Bright lights, clean lines and glassed in display cases all gave it a minimalist look. I was taken to the top floor where the flower was displayed in clear, plexi-glass containers. These were on retractable metal strings allowing one to smell the cannabis as well as inspect the flower more closely with the built in magnifying glass. All of the staff were wearing black t-shirts with an attempt at witty sayings on the back such as “Baked Fresh Daily” or “I Run on Weed and Gangsta Rap”.
Admittedly I felt rushed to make my purchase and leave. This wasn’t the fault of any of the budtenders but rather me being sensitive to the massive line outside in the cold and that access was controlled by a 1 out 1 in method. I couldn’t get a real beat on Sarah’s knowledge. She did ask about the frequency of my use, and went over the THC/CBD content of some of the strains. I didn’t ask any challenging questions and therefore can’t comment on the depth of knowledge of the budtenders at The Hunny Pot.

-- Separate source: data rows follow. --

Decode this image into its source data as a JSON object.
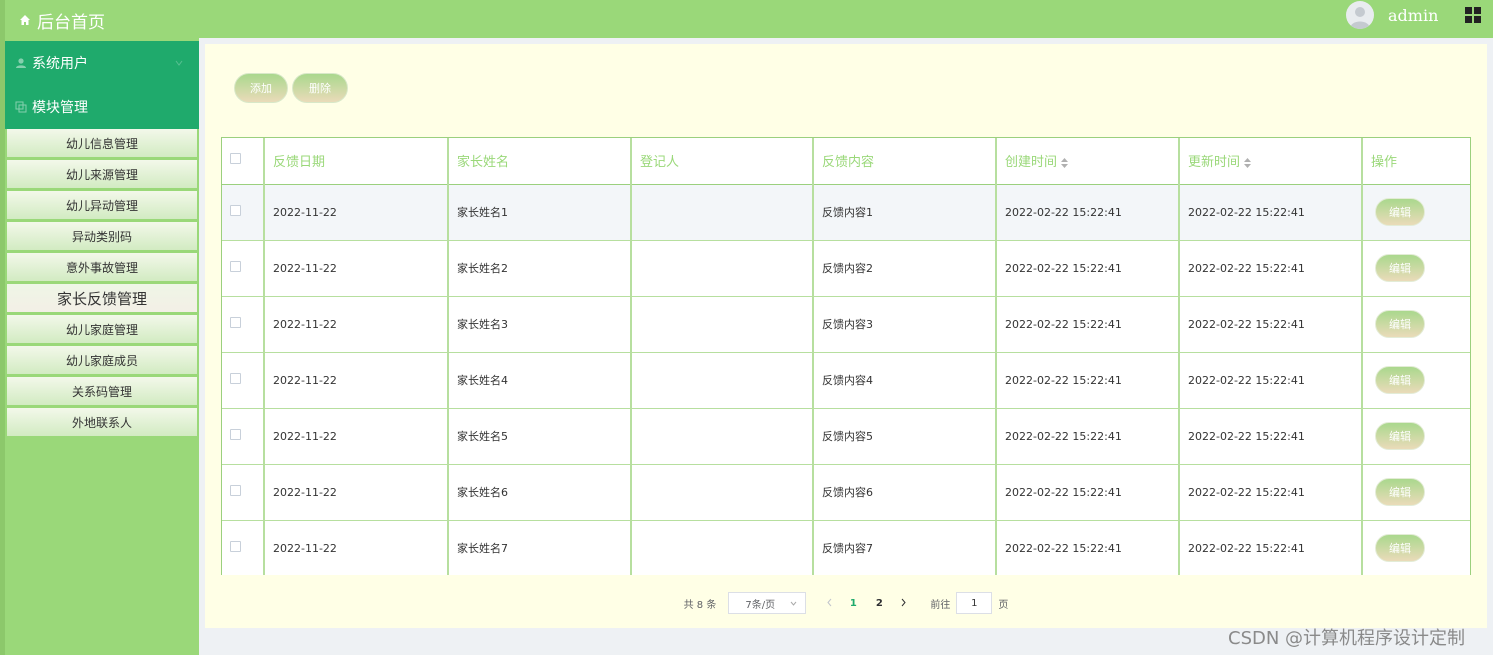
{
  "brand": {
    "title": "后台首页"
  },
  "sidebar": {
    "groups": [
      {
        "label": "系统用户"
      },
      {
        "label": "模块管理"
      }
    ],
    "items": [
      {
        "label": "幼儿信息管理"
      },
      {
        "label": "幼儿来源管理"
      },
      {
        "label": "幼儿异动管理"
      },
      {
        "label": "异动类别码"
      },
      {
        "label": "意外事故管理"
      },
      {
        "label": "家长反馈管理"
      },
      {
        "label": "幼儿家庭管理"
      },
      {
        "label": "幼儿家庭成员"
      },
      {
        "label": "关系码管理"
      },
      {
        "label": "外地联系人"
      }
    ],
    "active_item": "家长反馈管理"
  },
  "topbar": {
    "username": "admin"
  },
  "toolbar": {
    "add_label": "添加",
    "delete_label": "删除"
  },
  "table": {
    "columns": [
      "反馈日期",
      "家长姓名",
      "登记人",
      "反馈内容",
      "创建时间",
      "更新时间",
      "操作"
    ],
    "sortable": [
      "创建时间",
      "更新时间"
    ],
    "edit_label": "编辑",
    "rows": [
      {
        "date": "2022-11-22",
        "parent": "家长姓名1",
        "registrar": "",
        "content": "反馈内容1",
        "created": "2022-02-22 15:22:41",
        "updated": "2022-02-22 15:22:41"
      },
      {
        "date": "2022-11-22",
        "parent": "家长姓名2",
        "registrar": "",
        "content": "反馈内容2",
        "created": "2022-02-22 15:22:41",
        "updated": "2022-02-22 15:22:41"
      },
      {
        "date": "2022-11-22",
        "parent": "家长姓名3",
        "registrar": "",
        "content": "反馈内容3",
        "created": "2022-02-22 15:22:41",
        "updated": "2022-02-22 15:22:41"
      },
      {
        "date": "2022-11-22",
        "parent": "家长姓名4",
        "registrar": "",
        "content": "反馈内容4",
        "created": "2022-02-22 15:22:41",
        "updated": "2022-02-22 15:22:41"
      },
      {
        "date": "2022-11-22",
        "parent": "家长姓名5",
        "registrar": "",
        "content": "反馈内容5",
        "created": "2022-02-22 15:22:41",
        "updated": "2022-02-22 15:22:41"
      },
      {
        "date": "2022-11-22",
        "parent": "家长姓名6",
        "registrar": "",
        "content": "反馈内容6",
        "created": "2022-02-22 15:22:41",
        "updated": "2022-02-22 15:22:41"
      },
      {
        "date": "2022-11-22",
        "parent": "家长姓名7",
        "registrar": "",
        "content": "反馈内容7",
        "created": "2022-02-22 15:22:41",
        "updated": "2022-02-22 15:22:41"
      }
    ]
  },
  "pagination": {
    "total_text": "共 8 条",
    "page_size": "7条/页",
    "pages": [
      "1",
      "2"
    ],
    "current_page": "1",
    "goto_prefix": "前往",
    "goto_value": "1",
    "goto_suffix": "页"
  },
  "watermark": "CSDN @计算机程序设计定制",
  "colors": {
    "sidebar_bg": "#9ad879",
    "menu_group_bg": "#1faa6c",
    "panel_bg": "#ffffe6",
    "header_text": "#9ad879",
    "page_bg": "#eef1f4"
  },
  "icons": [
    "home-icon",
    "user-icon",
    "module-icon",
    "chevron-down-icon",
    "avatar-icon",
    "grid-icon",
    "sort-icon",
    "chevron-left-icon",
    "chevron-right-icon",
    "dropdown-arrow-icon"
  ]
}
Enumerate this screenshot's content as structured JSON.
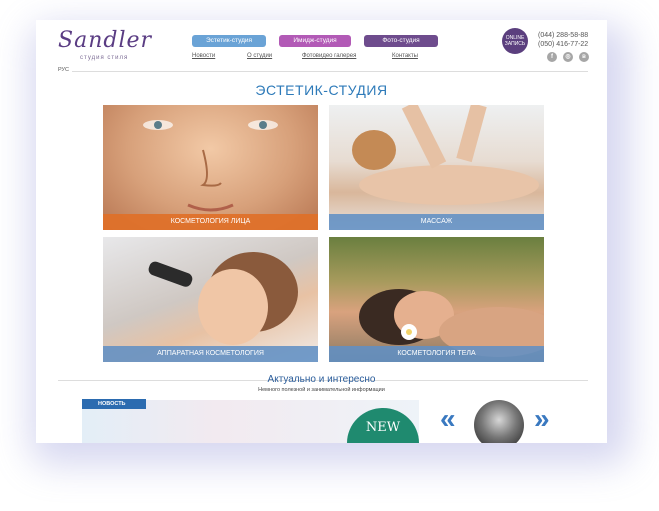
{
  "header": {
    "logo_text": "Sandler",
    "logo_sub": "студия стиля",
    "pills": [
      "Эстетик-студия",
      "Имидж-студия",
      "Фото-студия"
    ],
    "nav": [
      "Новости",
      "О студии",
      "Фотовидео галерея",
      "Контакты"
    ],
    "online_badge": [
      "ONLINE",
      "ЗАПИСЬ"
    ],
    "phones": [
      "(044) 288-58-88",
      "(050) 416-77-22"
    ],
    "social": [
      {
        "icon": "facebook-icon",
        "glyph": "f"
      },
      {
        "icon": "instagram-icon",
        "glyph": "◎"
      },
      {
        "icon": "vk-icon",
        "glyph": "в"
      }
    ],
    "language": "РУС"
  },
  "page_title": "ЭСТЕТИК-СТУДИЯ",
  "tiles": [
    {
      "label": "КОСМЕТОЛОГИЯ ЛИЦА"
    },
    {
      "label": "МАССАЖ"
    },
    {
      "label": "АППАРАТНАЯ КОСМЕТОЛОГИЯ"
    },
    {
      "label": "КОСМЕТОЛОГИЯ ТЕЛА"
    }
  ],
  "news_section": {
    "title": "Актуально и интересно",
    "subtitle": "Немного полезной и занимательной информации",
    "badge": "НОВОСТЬ",
    "new_badge": "NEW"
  },
  "carousel": {
    "prev": "«",
    "next": "»"
  },
  "colors": {
    "accent_blue": "#2d7ab9",
    "pill_blue": "#6aa3d6",
    "pill_pink": "#b25ab6",
    "pill_purple": "#6e4c8d",
    "orange_label": "#df7028",
    "brand_purple": "#5b3f7e"
  }
}
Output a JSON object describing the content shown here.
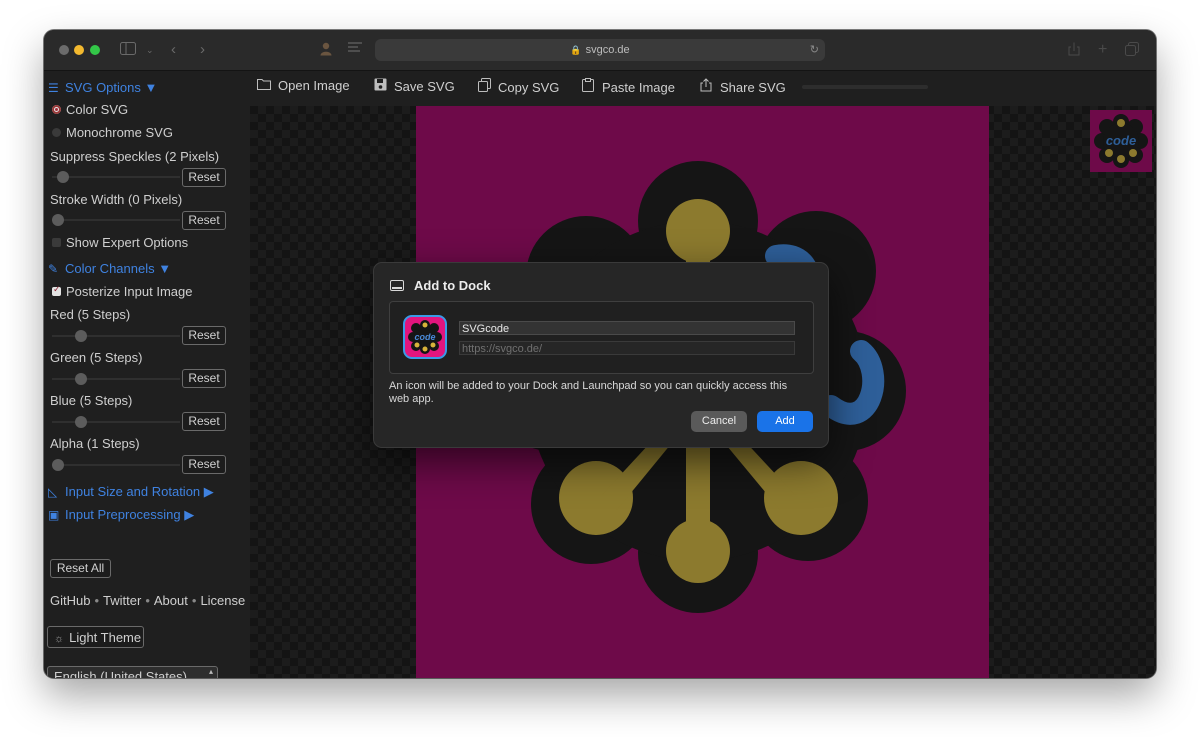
{
  "browser": {
    "address": "svgco.de"
  },
  "sidebar": {
    "svg_options_label": "SVG Options ▼",
    "color_svg_label": "Color SVG",
    "monochrome_svg_label": "Monochrome SVG",
    "suppress_speckles_label": "Suppress Speckles (2 Pixels)",
    "stroke_width_label": "Stroke Width (0 Pixels)",
    "show_expert_label": "Show Expert Options",
    "color_channels_label": "Color Channels ▼",
    "posterize_label": "Posterize Input Image",
    "red_label": "Red (5 Steps)",
    "green_label": "Green (5 Steps)",
    "blue_label": "Blue (5 Steps)",
    "alpha_label": "Alpha (1 Steps)",
    "reset_label": "Reset",
    "input_size_label": "Input Size and Rotation ▶",
    "input_preprocessing_label": "Input Preprocessing ▶",
    "reset_all_label": "Reset All",
    "links": {
      "github": "GitHub",
      "twitter": "Twitter",
      "about": "About",
      "license": "License",
      "separator": "•"
    },
    "theme_button_label": "Light Theme",
    "language_value": "English (United States)"
  },
  "toolbar": {
    "open_image": "Open Image",
    "save_svg": "Save SVG",
    "copy_svg": "Copy SVG",
    "paste_image": "Paste Image",
    "share_svg": "Share SVG"
  },
  "artwork": {
    "text": "code",
    "colors": {
      "background": "#6e0a49",
      "outline": "#151515",
      "petal": "#8c7a2e",
      "letters": "#2e5f99"
    }
  },
  "dialog": {
    "title": "Add to Dock",
    "app_name": "SVGcode",
    "app_url": "https://svgco.de/",
    "description": "An icon will be added to your Dock and Launchpad so you can quickly access this web app.",
    "cancel_label": "Cancel",
    "add_label": "Add",
    "icon_text": "code"
  },
  "theme": {
    "accent": "#3f82e0",
    "primary_button": "#1a73e8"
  }
}
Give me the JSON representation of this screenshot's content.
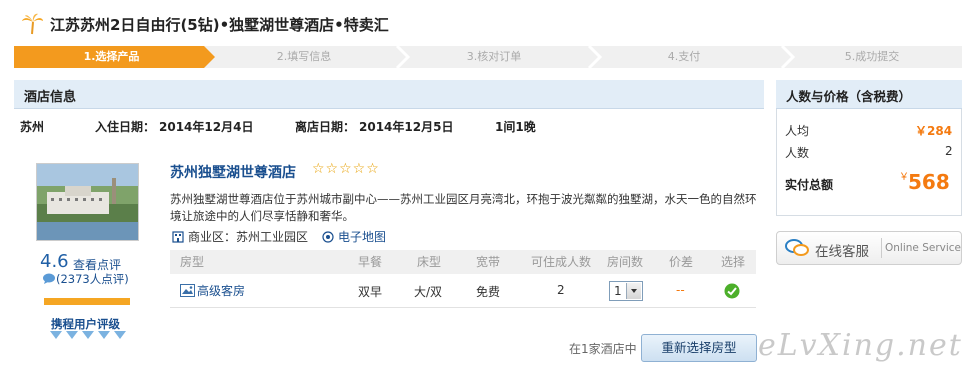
{
  "header": {
    "title": "江苏苏州2日自由行(5钻)•独墅湖世尊酒店•特卖汇"
  },
  "steps": [
    {
      "label": "1.选择产品",
      "active": true
    },
    {
      "label": "2.填写信息",
      "active": false
    },
    {
      "label": "3.核对订单",
      "active": false
    },
    {
      "label": "4.支付",
      "active": false
    },
    {
      "label": "5.成功提交",
      "active": false
    }
  ],
  "hotel_section": {
    "heading": "酒店信息",
    "city": "苏州",
    "checkin_label": "入住日期：",
    "checkin_date": "2014年12月4日",
    "checkout_label": "离店日期：",
    "checkout_date": "2014年12月5日",
    "rooms_nights": "1间1晚"
  },
  "hotel": {
    "name": "苏州独墅湖世尊酒店",
    "stars": "☆☆☆☆☆",
    "description": "苏州独墅湖世尊酒店位于苏州城市副中心——苏州工业园区月亮湾北，环抱于波光粼粼的独墅湖，水天一色的自然环境让旅途中的人们尽享恬静和奢华。",
    "district_label": "商业区：",
    "district": "苏州工业园区",
    "map_link": "电子地图",
    "score": "4.6",
    "review_link": "查看点评",
    "review_count": "(2373人点评)",
    "rating_label": "携程用户评级"
  },
  "room_table": {
    "headers": [
      "房型",
      "早餐",
      "床型",
      "宽带",
      "可住成人数",
      "房间数",
      "价差",
      "选择"
    ],
    "rows": [
      {
        "room_type": "高级客房",
        "breakfast": "双早",
        "bed": "大/双",
        "broadband": "免费",
        "adults": "2",
        "rooms": "1",
        "price_diff": "--"
      }
    ]
  },
  "footer": {
    "in_hotels": "在1家酒店中",
    "reselect_button": "重新选择房型",
    "watermark": "eLvXing.net"
  },
  "price_panel": {
    "heading": "人数与价格（含税费）",
    "per_person_label": "人均",
    "per_person_currency": "￥",
    "per_person_value": "284",
    "people_label": "人数",
    "people_value": "2",
    "total_label": "实付总额",
    "total_currency": "￥",
    "total_value": "568"
  },
  "service": {
    "label": "在线客服",
    "sub": "Online Service"
  },
  "colors": {
    "accent_orange": "#f39a1e",
    "link_blue": "#1a4f8f",
    "price_orange": "#f47a10",
    "head_bg": "#e2edf7",
    "green": "#4caf2a"
  }
}
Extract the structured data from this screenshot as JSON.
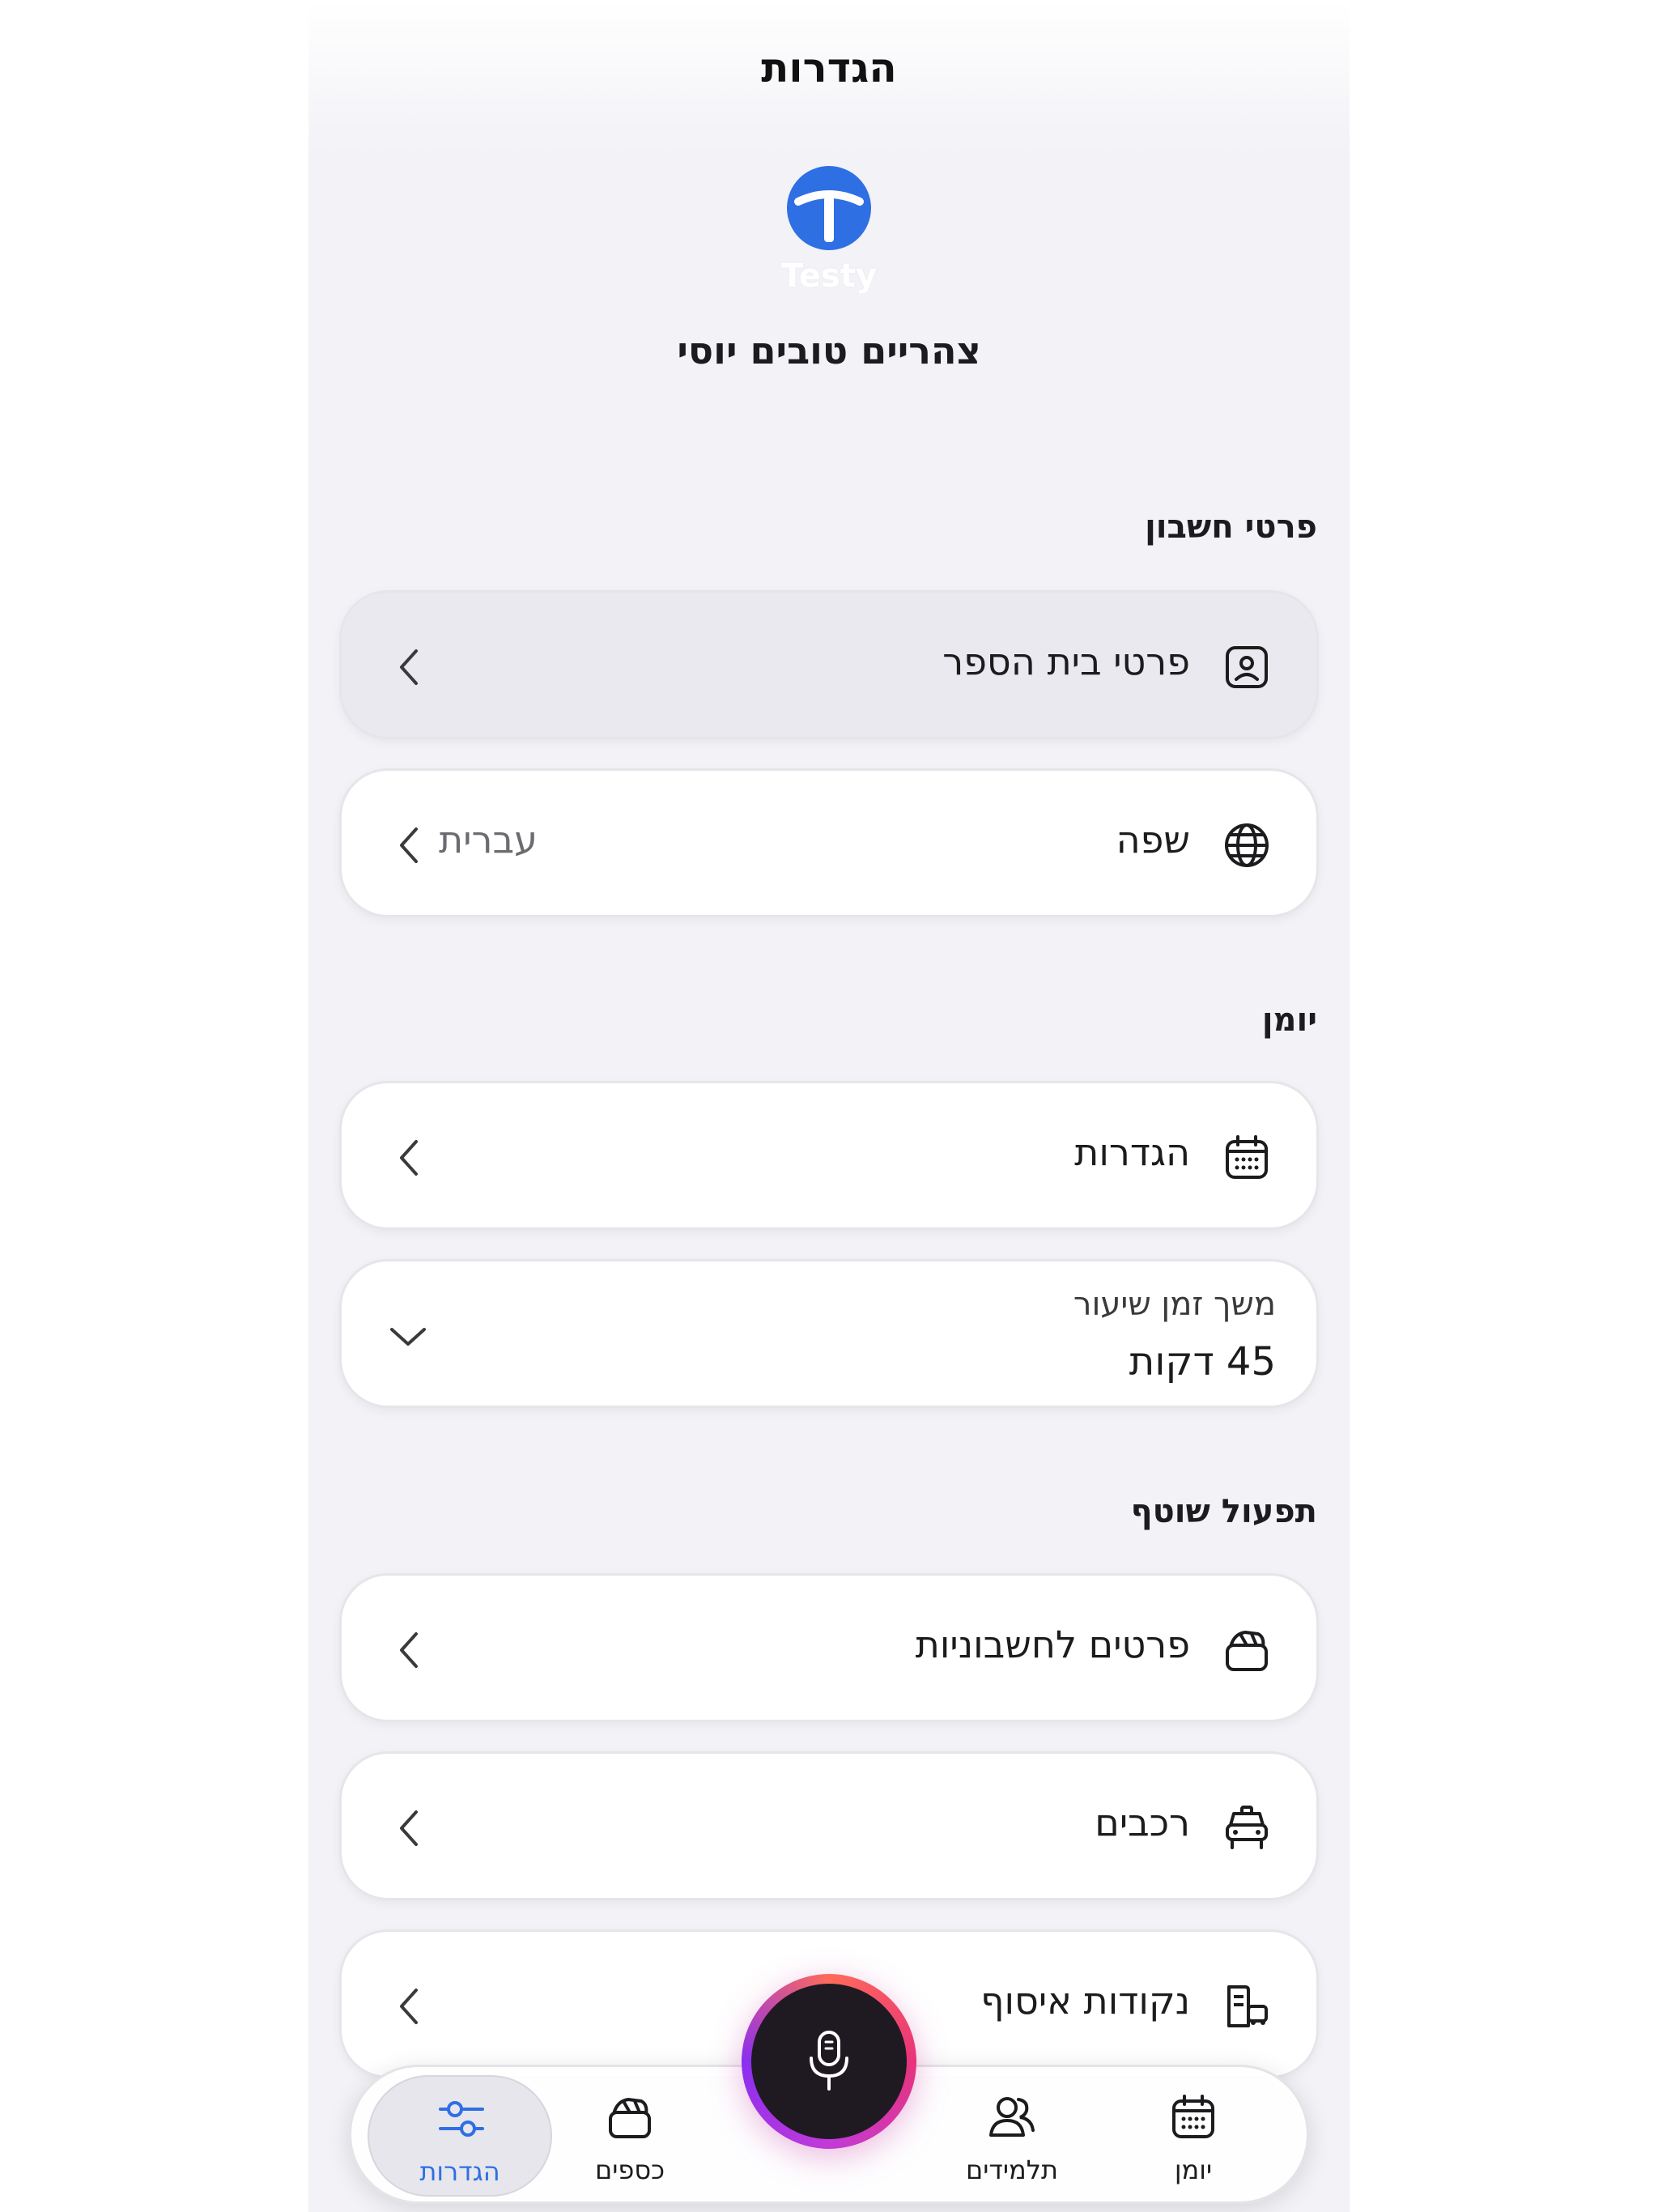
{
  "header": {
    "title": "הגדרות"
  },
  "brand": {
    "name": "Testy",
    "color": "#2f6fe4"
  },
  "greeting": "צהריים טובים יוסי",
  "sections": {
    "account": {
      "title": "פרטי חשבון",
      "items": [
        {
          "label": "פרטי בית הספר",
          "icon": "id-card-icon"
        },
        {
          "label": "שפה",
          "value": "עברית",
          "icon": "globe-icon"
        }
      ]
    },
    "diary": {
      "title": "יומן",
      "items": [
        {
          "label": "הגדרות",
          "icon": "calendar-icon"
        }
      ],
      "lesson_duration": {
        "label": "משך זמן שיעור",
        "value": "45 דקות"
      }
    },
    "shared": {
      "title": "תפעול שוטף",
      "items": [
        {
          "label": "פרטים לחשבוניות",
          "icon": "wallet-icon"
        },
        {
          "label": "רכבים",
          "icon": "car-icon"
        },
        {
          "label": "נקודות איסוף",
          "icon": "pickup-point-icon"
        }
      ]
    }
  },
  "tabbar": {
    "tabs": [
      {
        "label": "יומן",
        "icon": "calendar-icon"
      },
      {
        "label": "תלמידים",
        "icon": "users-icon"
      },
      {
        "label": "כספים",
        "icon": "wallet-icon"
      },
      {
        "label": "הגדרות",
        "icon": "sliders-icon",
        "active": true
      }
    ],
    "active_color": "#2f6fe4"
  },
  "mic": {
    "icon": "microphone-icon"
  }
}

Each of the butenders are equipped with a tablet and the ordering is done from the floor. Once completed, it is transmitted to the check-out where the orders are “picked” from the dispensary area, bagged and paid for all in the same location. The bags themselves are plastic, plain, and can only hold a small amount of product. I would have thought that with the sensitivity to plastic these days, The Hunny Pot might have elected to use the paper bag/ string handle combo. The OCS has been heavily criticized for its excess packaging, use of plastic etc. I wonder how much the use of plastic in its packaging is cost driven vs. regulatory requirements?
I actually left the Hunny Pot feeling let down. It was a long cold wait, and once inside it was a little overwhelming. Despite the fact that I had a personal budtender to guide me through the process, it would have been nice to have had the time to browse leisurely and get a better orientation of the store and it’s product offerings. Frankly, I should have expected as much on the morning of its first day operation. Although the store itself was modern, bright and clean, this is simply not enough to attract me back to bricks and mortar anytime soon.
Then there is the matter of pricing. The cost per gram of flower ranged from $9.50-$22 gram. I compared the below prices at the Hunny Pot to the OCS website. Granted there is the matter of the $5.00 delivery price from the OCS website that would be saved by buying from a brick and mortar dispensary, but that would be chewed up rapidly by buying from The Hunny Pot in great quantity. Take for example Tangerine Dream. If purchased in the max quantity permitted (30g) there would be a $25.20 difference. Once the $5.00 delivery charge was removed, it would still be $20.20 more expensive to purchase from The Hunny Pot vs. the OCS website. And, that is not even factoring any transportation costs, parking etc. I simply can’t imagine why someone would pay that difference even with the best professional guidance and advice of a budtender.
Many of the dispensary owners indicated they felt that they had won the lottery when they won the opportunity to open one of the few legal dispensaries in Ontario, but only time will tell whether these will remain viable, profitable businesses or whether they will simply go up in smoke.